A line qualifies if it holds the string "this". Copy every qualifying line from the records.

**Dataset rows describing interfaces**
§
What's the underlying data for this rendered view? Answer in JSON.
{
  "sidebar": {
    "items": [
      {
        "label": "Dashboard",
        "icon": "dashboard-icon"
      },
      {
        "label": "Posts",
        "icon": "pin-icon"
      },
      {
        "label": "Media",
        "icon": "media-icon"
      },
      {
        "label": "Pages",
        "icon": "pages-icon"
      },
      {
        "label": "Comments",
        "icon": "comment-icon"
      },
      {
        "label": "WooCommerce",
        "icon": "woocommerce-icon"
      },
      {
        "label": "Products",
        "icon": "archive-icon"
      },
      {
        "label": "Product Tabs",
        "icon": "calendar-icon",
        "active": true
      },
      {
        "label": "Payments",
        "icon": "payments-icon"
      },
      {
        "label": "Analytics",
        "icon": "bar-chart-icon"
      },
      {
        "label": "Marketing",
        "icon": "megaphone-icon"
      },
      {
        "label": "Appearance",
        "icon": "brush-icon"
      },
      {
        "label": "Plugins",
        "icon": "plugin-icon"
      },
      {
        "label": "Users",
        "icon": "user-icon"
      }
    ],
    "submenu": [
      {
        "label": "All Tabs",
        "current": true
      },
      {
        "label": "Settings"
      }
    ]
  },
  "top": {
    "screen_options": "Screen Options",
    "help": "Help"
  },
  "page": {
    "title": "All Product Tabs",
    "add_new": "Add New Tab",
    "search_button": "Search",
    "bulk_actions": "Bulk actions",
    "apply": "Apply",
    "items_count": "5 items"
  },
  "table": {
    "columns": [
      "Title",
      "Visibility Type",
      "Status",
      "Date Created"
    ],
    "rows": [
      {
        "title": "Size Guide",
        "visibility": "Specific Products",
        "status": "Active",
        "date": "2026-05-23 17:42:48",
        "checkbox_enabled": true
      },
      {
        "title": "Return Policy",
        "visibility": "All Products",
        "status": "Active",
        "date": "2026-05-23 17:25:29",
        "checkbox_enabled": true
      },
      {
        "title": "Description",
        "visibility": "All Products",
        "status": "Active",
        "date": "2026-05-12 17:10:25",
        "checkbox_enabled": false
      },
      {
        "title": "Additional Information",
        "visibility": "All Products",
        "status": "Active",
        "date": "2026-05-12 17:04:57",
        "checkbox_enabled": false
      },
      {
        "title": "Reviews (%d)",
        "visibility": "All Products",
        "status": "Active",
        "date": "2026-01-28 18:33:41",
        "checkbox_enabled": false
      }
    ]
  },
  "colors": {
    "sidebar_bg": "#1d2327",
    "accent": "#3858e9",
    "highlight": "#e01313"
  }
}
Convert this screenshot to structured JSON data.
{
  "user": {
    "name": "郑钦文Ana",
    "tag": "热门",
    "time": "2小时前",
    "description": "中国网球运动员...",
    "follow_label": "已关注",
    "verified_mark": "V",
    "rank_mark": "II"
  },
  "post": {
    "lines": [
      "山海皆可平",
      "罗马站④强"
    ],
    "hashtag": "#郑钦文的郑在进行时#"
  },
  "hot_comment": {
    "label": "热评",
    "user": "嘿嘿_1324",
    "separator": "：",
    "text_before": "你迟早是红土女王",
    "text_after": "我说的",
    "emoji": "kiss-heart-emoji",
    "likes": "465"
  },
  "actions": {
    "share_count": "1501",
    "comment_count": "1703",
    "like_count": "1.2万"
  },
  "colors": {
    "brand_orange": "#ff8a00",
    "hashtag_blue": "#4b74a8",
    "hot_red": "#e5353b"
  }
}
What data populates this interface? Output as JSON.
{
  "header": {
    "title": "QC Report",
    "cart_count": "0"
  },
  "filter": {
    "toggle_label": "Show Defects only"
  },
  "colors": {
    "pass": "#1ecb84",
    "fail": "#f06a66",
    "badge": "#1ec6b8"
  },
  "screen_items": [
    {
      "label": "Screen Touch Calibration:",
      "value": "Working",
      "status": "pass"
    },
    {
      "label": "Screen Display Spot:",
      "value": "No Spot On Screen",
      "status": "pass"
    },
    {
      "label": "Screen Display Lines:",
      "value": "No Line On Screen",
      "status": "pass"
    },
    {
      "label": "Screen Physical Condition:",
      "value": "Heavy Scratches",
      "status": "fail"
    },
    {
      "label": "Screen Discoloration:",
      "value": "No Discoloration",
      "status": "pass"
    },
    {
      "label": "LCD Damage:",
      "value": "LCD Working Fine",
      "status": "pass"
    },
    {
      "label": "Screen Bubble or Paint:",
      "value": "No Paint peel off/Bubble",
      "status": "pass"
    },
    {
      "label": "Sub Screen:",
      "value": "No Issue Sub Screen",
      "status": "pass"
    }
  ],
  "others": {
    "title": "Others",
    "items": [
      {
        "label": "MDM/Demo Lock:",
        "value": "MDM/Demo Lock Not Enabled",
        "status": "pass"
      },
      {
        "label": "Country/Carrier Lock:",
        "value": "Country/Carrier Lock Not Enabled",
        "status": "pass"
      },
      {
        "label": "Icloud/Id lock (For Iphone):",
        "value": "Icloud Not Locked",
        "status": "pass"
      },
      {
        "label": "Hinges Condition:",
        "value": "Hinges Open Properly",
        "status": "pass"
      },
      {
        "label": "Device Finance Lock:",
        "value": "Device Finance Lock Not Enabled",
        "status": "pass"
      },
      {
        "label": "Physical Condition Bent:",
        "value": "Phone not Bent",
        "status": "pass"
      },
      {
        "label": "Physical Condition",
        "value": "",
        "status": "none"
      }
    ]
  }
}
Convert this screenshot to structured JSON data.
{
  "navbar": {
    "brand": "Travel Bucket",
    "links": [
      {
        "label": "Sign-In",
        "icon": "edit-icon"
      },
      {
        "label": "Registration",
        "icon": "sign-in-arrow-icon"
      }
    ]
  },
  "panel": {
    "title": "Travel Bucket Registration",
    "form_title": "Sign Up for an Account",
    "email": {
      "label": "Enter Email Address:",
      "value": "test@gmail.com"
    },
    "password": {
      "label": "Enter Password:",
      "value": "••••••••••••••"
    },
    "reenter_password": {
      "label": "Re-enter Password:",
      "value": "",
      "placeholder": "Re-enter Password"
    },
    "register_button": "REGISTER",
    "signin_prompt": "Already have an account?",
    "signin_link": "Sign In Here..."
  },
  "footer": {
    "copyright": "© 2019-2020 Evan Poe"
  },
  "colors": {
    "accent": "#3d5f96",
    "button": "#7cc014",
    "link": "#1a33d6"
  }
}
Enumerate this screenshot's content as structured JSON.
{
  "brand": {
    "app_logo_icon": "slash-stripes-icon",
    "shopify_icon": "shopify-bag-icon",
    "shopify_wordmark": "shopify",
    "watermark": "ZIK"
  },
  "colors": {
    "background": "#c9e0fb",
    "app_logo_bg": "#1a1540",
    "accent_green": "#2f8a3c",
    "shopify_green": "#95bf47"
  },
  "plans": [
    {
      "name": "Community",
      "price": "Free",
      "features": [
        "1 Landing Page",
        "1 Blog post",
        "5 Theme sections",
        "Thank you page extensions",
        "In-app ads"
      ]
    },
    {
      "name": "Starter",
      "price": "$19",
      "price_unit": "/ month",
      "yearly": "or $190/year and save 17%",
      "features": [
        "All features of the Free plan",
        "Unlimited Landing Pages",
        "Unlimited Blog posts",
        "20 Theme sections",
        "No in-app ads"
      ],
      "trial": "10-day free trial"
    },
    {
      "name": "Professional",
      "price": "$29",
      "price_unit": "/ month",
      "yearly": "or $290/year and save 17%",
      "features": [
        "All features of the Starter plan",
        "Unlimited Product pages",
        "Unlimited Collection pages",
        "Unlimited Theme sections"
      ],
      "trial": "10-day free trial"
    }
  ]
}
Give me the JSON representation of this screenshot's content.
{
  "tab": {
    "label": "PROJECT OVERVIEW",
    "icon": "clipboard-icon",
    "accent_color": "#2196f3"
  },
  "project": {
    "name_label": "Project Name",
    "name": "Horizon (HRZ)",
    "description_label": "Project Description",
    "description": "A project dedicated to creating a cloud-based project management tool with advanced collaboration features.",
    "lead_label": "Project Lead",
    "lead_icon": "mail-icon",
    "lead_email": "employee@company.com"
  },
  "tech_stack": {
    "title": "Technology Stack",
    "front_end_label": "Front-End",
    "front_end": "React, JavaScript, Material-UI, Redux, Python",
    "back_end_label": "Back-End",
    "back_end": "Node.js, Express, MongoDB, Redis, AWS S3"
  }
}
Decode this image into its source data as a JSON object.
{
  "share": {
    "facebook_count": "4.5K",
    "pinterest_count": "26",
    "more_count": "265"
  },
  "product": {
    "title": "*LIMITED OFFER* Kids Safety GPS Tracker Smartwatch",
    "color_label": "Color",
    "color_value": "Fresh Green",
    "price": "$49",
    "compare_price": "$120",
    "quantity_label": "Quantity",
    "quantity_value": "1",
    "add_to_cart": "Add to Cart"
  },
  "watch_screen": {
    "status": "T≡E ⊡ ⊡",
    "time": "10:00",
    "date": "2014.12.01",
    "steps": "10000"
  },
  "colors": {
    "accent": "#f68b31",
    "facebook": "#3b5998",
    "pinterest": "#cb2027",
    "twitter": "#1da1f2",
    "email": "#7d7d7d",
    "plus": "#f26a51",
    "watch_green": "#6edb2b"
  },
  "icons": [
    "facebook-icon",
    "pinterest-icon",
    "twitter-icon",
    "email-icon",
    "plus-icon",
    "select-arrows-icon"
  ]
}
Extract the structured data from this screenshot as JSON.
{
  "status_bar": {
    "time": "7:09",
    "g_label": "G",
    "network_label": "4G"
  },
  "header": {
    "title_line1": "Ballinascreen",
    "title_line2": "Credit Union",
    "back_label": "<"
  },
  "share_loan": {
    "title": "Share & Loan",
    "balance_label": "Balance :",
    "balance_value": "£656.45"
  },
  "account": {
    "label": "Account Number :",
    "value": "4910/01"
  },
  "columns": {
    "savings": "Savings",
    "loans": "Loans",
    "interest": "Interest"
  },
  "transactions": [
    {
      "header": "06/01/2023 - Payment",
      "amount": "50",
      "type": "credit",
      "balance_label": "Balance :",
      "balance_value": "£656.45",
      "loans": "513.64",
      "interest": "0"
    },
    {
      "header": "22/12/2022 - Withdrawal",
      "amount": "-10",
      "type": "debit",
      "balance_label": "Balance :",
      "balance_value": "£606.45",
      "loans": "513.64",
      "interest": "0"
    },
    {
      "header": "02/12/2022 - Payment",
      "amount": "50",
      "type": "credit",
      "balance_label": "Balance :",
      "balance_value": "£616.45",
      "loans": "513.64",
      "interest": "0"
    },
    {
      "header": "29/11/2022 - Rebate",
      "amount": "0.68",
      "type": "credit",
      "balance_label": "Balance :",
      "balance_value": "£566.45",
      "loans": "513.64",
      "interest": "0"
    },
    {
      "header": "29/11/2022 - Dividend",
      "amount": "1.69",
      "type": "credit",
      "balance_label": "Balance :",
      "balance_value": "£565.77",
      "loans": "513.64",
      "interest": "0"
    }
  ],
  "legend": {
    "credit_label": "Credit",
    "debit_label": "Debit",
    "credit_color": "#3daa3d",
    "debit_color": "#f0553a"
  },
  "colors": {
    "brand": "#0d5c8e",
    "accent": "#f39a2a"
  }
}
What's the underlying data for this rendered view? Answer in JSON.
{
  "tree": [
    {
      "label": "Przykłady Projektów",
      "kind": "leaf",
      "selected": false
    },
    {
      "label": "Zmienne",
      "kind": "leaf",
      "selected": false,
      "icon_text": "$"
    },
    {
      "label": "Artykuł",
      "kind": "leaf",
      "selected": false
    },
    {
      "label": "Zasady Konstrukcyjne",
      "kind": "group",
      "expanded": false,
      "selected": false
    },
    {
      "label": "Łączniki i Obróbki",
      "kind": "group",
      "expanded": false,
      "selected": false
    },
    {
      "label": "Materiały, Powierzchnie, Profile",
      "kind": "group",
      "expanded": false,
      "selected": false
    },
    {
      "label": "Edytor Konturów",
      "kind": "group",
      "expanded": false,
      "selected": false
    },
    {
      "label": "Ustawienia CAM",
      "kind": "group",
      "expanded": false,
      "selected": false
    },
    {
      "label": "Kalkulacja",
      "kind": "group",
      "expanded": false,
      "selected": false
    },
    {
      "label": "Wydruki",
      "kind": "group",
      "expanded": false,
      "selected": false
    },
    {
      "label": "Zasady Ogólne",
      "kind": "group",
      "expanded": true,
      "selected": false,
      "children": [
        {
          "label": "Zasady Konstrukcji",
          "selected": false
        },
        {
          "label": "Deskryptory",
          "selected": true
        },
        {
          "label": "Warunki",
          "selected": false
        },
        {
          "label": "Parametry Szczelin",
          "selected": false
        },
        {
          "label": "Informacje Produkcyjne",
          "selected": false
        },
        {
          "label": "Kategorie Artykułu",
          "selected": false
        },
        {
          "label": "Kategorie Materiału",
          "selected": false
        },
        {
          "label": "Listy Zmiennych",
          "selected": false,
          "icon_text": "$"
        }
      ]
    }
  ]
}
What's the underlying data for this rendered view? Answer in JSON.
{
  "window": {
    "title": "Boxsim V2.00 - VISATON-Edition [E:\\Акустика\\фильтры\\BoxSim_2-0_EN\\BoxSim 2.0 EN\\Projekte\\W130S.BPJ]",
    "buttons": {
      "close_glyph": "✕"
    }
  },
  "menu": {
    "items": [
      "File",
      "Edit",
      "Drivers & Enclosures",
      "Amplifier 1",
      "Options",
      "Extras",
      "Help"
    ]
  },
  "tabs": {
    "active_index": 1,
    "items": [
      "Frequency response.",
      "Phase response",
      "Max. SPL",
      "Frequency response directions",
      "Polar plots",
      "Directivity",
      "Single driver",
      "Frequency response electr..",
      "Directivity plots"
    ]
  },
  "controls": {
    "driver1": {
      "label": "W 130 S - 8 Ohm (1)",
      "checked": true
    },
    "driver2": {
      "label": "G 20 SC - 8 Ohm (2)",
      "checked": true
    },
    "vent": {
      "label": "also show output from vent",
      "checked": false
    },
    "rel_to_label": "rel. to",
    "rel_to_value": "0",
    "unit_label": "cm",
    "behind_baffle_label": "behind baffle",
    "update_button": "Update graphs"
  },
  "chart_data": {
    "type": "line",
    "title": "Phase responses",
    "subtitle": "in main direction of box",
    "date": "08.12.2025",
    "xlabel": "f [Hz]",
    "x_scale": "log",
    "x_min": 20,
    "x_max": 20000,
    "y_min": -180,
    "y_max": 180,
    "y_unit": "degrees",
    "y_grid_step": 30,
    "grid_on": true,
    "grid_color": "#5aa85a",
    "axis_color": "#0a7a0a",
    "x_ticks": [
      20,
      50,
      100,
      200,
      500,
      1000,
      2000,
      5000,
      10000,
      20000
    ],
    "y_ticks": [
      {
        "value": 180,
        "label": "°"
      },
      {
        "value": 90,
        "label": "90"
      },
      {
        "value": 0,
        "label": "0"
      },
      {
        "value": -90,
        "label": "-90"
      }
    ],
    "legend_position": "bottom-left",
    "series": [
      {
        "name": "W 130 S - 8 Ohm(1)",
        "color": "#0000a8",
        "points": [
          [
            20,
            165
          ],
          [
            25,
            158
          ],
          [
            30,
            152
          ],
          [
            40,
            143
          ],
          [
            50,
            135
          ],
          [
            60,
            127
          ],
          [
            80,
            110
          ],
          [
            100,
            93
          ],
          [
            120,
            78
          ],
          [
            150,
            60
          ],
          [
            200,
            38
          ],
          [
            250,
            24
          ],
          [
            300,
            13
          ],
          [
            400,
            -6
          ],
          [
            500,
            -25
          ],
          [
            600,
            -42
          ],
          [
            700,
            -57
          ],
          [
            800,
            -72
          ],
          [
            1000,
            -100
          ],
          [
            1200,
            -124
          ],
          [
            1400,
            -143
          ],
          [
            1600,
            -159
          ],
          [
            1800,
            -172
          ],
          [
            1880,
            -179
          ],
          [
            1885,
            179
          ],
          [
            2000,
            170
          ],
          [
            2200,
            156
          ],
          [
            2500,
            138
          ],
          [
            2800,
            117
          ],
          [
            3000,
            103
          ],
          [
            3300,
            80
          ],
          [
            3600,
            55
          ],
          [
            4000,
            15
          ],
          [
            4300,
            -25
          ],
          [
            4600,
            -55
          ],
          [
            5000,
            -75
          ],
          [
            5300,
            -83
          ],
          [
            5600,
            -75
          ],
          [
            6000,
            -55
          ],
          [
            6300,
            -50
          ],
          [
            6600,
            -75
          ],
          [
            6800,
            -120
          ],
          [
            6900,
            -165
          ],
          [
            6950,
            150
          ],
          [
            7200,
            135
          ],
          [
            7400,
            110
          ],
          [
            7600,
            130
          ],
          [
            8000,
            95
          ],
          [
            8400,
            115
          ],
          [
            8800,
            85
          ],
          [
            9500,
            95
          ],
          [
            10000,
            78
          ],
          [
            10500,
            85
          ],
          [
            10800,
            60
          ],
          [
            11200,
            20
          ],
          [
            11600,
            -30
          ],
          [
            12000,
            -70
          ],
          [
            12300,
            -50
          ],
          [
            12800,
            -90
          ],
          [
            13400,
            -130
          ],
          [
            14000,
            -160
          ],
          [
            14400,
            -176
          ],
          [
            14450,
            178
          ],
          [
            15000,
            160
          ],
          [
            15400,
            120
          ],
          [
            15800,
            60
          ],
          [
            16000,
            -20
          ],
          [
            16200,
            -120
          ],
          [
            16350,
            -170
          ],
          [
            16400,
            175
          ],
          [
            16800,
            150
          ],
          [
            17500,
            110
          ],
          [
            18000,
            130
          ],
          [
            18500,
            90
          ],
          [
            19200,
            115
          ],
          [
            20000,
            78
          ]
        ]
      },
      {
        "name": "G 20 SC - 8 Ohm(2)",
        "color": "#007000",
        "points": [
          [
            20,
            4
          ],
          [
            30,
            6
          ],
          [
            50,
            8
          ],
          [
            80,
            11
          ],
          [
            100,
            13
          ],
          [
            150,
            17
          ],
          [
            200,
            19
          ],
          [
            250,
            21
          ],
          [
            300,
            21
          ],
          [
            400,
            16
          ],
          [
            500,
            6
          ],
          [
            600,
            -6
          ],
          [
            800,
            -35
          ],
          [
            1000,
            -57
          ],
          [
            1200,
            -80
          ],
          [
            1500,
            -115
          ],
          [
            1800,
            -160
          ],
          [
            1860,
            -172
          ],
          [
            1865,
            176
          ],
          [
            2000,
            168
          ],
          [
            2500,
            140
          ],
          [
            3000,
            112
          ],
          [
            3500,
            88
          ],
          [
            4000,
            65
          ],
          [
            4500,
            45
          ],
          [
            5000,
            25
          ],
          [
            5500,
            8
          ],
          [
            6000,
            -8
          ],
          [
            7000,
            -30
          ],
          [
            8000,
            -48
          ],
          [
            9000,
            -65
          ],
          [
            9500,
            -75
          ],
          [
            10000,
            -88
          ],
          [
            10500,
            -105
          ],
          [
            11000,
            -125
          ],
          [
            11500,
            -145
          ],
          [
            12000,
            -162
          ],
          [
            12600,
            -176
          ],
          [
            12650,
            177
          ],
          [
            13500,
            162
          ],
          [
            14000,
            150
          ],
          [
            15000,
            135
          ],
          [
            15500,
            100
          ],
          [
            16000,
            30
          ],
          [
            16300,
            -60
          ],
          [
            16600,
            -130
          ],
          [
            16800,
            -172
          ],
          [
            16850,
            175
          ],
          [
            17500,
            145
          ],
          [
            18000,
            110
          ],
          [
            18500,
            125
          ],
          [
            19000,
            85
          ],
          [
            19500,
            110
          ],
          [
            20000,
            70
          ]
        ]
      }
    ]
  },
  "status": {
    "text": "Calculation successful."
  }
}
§
**EXPECTED ANSWER**
What's the underlying data for this rendered view? Answer in JSON.
Convert this screenshot to structured JSON data.
What data populates this interface? Output as JSON.
Convert this screenshot to structured JSON data.
Enumerate this screenshot's content as structured JSON.
Give me the JSON representation of this screenshot's content.
Decode this image into its source data as a JSON object.
Extract the structured data from this screenshot as JSON.
What's the underlying data for this rendered view? Answer in JSON.
What's the underlying data for this rendered view? Answer in JSON.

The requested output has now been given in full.